Shortly after Kamala Harris was announced as Joe Biden’s choice for his Vice Presidential running mate, a panel of black women were asked, “How do you feel right now?” “I feel heard” was the simple yet profound response of one of them. As is well-known to those who follow the polls, black women voters are the backbone of the Democratic party. In the primary election, black women in South Carolina delivered the Presidential nomination to Joe Biden. Yet all too often black women have felt that their votes were taken for granted.
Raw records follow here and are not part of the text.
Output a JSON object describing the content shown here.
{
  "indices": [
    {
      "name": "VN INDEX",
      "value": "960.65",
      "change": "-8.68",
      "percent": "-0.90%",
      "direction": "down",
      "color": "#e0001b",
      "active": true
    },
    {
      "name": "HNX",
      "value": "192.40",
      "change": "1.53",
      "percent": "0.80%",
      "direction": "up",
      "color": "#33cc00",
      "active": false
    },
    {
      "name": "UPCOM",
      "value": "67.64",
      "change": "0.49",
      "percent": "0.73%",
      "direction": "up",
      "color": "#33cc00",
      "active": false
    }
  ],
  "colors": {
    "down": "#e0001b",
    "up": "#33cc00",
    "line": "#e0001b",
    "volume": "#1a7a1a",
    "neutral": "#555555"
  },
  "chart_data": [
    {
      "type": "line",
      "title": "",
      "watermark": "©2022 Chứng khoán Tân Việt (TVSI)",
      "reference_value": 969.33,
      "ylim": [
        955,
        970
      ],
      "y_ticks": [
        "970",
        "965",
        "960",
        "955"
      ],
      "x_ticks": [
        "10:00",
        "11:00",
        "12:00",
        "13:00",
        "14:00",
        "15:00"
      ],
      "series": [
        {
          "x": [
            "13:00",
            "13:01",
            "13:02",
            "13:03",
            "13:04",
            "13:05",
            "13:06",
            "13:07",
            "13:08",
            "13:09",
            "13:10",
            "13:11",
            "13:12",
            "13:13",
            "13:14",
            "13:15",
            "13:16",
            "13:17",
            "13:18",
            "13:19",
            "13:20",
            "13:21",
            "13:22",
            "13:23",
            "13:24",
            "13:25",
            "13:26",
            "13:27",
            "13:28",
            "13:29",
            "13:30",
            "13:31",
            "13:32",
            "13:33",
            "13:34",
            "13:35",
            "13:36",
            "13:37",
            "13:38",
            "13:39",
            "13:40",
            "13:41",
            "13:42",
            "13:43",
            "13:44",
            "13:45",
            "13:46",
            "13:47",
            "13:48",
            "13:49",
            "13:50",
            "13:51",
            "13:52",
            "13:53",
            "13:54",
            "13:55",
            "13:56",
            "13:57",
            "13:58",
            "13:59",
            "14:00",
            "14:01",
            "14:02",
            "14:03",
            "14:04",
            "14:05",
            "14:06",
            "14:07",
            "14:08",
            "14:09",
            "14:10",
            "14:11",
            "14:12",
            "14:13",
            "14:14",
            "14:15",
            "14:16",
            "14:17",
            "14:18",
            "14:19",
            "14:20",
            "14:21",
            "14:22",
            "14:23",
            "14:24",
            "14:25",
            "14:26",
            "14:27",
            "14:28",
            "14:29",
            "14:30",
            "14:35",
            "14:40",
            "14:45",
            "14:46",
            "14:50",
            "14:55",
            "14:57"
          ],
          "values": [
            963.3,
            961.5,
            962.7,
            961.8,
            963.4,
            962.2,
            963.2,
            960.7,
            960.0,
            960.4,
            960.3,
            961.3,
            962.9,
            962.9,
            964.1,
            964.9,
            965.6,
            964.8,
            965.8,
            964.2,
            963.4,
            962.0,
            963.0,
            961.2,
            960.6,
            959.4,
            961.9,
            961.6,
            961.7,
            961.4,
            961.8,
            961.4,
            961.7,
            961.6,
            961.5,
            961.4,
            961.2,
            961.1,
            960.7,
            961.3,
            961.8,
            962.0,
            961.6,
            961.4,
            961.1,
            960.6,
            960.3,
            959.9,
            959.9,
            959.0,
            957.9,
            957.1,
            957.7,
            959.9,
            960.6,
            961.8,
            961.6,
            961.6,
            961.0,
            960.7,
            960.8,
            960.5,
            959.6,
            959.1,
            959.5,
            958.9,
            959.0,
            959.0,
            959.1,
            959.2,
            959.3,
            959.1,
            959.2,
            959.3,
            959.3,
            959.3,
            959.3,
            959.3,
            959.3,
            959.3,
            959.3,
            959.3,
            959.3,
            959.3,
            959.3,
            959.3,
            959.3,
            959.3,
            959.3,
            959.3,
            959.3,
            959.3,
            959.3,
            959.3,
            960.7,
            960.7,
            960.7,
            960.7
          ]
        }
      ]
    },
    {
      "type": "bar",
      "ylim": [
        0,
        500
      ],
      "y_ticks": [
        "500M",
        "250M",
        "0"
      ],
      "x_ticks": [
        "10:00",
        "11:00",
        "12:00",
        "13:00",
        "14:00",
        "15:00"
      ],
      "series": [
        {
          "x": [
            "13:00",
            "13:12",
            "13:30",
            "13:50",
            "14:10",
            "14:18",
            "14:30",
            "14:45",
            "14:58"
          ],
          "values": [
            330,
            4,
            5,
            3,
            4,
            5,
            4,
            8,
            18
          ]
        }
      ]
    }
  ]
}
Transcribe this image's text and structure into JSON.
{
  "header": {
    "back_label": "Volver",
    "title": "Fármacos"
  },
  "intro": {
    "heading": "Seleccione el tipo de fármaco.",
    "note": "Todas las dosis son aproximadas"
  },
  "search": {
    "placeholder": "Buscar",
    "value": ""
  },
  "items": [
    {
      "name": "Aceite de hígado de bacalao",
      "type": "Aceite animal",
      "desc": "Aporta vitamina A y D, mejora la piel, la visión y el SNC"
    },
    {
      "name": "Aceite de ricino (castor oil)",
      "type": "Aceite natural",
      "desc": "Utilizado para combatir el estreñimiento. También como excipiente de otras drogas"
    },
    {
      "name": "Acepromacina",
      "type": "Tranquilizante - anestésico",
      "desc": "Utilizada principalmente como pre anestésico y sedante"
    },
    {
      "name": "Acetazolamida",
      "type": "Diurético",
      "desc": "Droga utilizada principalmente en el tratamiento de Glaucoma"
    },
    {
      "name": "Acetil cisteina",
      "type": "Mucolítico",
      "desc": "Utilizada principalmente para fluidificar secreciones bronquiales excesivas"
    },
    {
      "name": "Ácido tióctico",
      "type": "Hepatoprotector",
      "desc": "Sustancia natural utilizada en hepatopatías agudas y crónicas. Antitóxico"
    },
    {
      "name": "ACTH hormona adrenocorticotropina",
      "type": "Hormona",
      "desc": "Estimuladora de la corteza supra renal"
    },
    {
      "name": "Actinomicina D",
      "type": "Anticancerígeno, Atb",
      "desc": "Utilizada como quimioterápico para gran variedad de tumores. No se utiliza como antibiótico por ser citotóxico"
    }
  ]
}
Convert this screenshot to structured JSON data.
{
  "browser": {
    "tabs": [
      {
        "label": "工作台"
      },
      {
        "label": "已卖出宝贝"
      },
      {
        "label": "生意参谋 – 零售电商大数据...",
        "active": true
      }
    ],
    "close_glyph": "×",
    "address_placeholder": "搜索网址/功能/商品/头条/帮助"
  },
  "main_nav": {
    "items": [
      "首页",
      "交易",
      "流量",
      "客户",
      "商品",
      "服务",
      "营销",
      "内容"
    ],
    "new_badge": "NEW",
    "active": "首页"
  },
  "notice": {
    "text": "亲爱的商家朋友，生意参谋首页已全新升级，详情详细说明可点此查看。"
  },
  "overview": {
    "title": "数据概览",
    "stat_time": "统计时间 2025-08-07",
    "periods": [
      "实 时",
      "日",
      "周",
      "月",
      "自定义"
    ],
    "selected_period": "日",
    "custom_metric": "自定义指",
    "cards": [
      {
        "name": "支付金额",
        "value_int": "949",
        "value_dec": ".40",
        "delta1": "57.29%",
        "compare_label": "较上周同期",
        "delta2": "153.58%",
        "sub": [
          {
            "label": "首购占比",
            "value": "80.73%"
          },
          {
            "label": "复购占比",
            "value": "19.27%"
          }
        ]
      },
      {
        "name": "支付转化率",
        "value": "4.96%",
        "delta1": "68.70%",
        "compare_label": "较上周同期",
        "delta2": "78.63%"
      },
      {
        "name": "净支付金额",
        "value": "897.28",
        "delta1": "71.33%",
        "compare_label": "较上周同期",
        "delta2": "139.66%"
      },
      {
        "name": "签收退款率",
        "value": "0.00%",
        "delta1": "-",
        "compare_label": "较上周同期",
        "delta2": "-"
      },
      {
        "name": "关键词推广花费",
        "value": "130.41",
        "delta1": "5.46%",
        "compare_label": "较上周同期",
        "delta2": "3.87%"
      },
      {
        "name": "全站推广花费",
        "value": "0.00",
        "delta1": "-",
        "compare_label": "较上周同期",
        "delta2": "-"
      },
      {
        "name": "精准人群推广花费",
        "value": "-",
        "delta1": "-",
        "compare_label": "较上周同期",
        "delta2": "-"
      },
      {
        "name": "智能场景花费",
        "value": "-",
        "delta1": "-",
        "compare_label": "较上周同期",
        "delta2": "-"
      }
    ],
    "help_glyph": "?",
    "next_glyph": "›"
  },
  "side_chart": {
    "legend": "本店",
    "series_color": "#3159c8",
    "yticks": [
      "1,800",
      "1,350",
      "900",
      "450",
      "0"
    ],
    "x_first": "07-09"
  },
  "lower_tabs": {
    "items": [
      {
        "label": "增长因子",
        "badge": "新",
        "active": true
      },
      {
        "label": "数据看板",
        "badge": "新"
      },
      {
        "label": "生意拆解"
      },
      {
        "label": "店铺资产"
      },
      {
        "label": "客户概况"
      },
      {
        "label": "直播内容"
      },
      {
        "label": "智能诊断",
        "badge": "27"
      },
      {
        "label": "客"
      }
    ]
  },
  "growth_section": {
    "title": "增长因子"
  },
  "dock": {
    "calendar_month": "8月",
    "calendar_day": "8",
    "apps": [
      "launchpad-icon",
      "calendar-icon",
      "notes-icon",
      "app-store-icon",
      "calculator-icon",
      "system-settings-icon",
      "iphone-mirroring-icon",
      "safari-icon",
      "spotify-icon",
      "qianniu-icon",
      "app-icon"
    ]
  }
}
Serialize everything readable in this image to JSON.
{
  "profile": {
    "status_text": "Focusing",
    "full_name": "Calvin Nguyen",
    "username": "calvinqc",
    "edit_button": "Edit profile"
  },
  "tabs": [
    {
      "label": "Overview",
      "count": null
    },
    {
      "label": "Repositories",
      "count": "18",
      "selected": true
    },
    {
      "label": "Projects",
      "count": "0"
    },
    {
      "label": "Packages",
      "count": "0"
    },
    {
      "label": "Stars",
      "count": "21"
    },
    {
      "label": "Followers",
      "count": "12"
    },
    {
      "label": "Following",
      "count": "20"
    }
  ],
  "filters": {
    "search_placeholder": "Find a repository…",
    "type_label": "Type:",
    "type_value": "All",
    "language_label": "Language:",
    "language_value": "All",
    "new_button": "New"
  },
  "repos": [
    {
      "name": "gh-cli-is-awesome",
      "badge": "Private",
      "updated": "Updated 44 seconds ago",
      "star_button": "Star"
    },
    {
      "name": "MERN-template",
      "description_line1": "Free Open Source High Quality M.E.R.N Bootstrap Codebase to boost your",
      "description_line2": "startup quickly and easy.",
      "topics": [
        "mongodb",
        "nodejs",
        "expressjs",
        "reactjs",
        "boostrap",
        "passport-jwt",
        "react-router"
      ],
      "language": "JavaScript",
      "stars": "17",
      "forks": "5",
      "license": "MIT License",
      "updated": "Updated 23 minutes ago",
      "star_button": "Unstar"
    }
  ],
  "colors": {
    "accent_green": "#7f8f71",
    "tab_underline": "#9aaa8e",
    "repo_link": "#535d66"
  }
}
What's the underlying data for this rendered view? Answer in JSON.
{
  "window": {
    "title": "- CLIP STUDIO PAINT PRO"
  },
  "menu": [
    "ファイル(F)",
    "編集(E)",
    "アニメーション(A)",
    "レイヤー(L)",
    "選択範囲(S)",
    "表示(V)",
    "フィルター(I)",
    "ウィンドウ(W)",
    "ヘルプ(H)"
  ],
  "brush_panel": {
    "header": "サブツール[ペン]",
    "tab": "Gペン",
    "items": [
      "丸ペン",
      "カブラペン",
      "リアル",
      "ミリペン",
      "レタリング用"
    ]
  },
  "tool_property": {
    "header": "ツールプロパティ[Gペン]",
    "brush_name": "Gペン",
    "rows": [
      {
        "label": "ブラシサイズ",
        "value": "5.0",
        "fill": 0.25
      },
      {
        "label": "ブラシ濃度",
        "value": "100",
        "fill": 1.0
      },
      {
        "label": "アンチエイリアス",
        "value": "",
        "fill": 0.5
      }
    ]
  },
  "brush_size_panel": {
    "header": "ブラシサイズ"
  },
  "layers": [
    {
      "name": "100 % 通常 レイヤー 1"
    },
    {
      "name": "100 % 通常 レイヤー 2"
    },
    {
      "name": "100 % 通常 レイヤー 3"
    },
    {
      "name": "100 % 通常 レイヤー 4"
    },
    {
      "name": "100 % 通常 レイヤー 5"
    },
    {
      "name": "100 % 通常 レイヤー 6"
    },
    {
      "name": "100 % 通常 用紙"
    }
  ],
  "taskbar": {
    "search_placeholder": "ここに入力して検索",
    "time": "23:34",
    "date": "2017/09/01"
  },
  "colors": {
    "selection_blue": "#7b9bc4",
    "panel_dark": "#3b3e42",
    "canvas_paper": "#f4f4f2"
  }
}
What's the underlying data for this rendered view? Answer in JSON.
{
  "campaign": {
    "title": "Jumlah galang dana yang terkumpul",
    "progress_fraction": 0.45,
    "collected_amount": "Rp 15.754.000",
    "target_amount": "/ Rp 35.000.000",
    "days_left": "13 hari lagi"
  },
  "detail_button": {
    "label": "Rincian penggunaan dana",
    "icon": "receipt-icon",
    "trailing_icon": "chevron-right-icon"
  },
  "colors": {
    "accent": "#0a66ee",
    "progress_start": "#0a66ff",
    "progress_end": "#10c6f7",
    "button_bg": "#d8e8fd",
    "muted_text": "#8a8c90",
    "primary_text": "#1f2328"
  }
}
Instead of focusing on the needs and priorities of black women and their communities, all too often the Democratic Party’s strategy has been to reach out to other groups—for example working class white men or white suburban women. To feel heard at this moment means to be taken seriously as a political actor and as a person. Right now, the fact that a black woman was selected is what matters most. There were other qualified women and out of all of them. a black woman, Kamala Harris was chosen. And because of this, black women feel heard. It’s about time. Period.
It is hard to describe Kamala Harris, a woman of many talents, but the press seems to have settled on describing her as “the safe centrist choice.” Yet the watchdog group GovTrack.us ranked Kamala Harris slightly above Bernie Sanders as the most progressive member of the Senate, situating her to the left of Joe Biden and most members of her party.
During the summer of 2018, I was impressed by Harris’s “epic takedown of Brett Kavanaugh,” and as the primaries began, I again admired her acute intelligence, unflappable poise, and grace as she asked difficult questions and addressed the issues. Yet I was also aware that members of the progressive left found her too hard on crime in her early years as District Attorney of San Francisco, leading to the unnecessary, unjust incarceration black men.
At the same time, I learned that my heroine in Congress, Barbara Lee, who was the only member of Congress to vote against both Iraq wars, was one of the first to endorse Kamala Harris. I suspected that Barbara Lee knew something about Harris’s record that was not being reported by her critics. Indeed she did.
As longtime public defender in San Francisco Niki Solis writes:
As a public defender for 24 years, I examined, critiqued and battled Harris when she was the San Francisco district attorney. And more often than not, Harris and I were on opposite sides.
Having had this experience, I feel compelled to speak on Harris’ record while she was a district attorney. Simply put, Harris was the most progressive prosecutor in the state. This is not an anecdotal opinion. It is based on facts.
As San Francisco DA, Harris refused to seek the death penalty — even on a case where a very respected police officer was tragically killed. Marijuana sales cases were routinely reduced to misdemeanors. And marijuana possession cases were not even on the court’s docket. They were simply not charged. Unless there was a large grow case, or a unique circumstance, this was the reform-minded approach then-DA Harris’ office took. The accusations about marijuana prosecutions being harsh during her tenure are absurd. The reality was quite the opposite.
Sen. Harris’ progressive approach did not end with marijuana prosecutions or lack thereof. She co-founded the Coalition to End the Exploitation of Kids. She then spearheaded a task force combating the human trafficking of girls. … She stopped prosecuting young girls for prostitution — acknowledging that they were victims who needed treatment for trauma and not criminals who needed to be incarcerated.
Harris also formalized a court for young adults charged with felonies that resulted in them avoiding a conviction and getting a second chance. She brought in a stalwart progressive community organizer by hiring Lateefah Simon to lead that initiative, a diversionary program called Back on Track that set nonviolent offenders on a path to a new job and helped them rebuild within their communities. Back on Track still exists today and has been a pathway for many young adults to avoid the ravages of a felony conviction or incarceration.
Note that Solis calls Harris “the most progressive prosecutor in the state.” I quote at length because this information is not widely known.
In conclusion, however, let me share the video of Barbara Lee’s response to Kamala Harris’s selection as Vice Presidential nominee, for this is black women’s hour. As always, “Barbara Lee speaks for me.”
Carol P. Christ is an internationally known feminist and ecofeminist writer, activist, and educator who lives in Heraklion, Crete. Carol’s recent book is Goddess and God in the World: Conversations in Embodied Theology. Carol has been leading Goddess Pilgrimage to Crete for over twenty years: join her in Crete. Carol’s photo by Michael Honneger.
Listen to Carol’s a-mazing interview with Mary Hynes on CBC’s Tapestry recorded in conjunction with her keynote address to the Parliament of World’s Religions.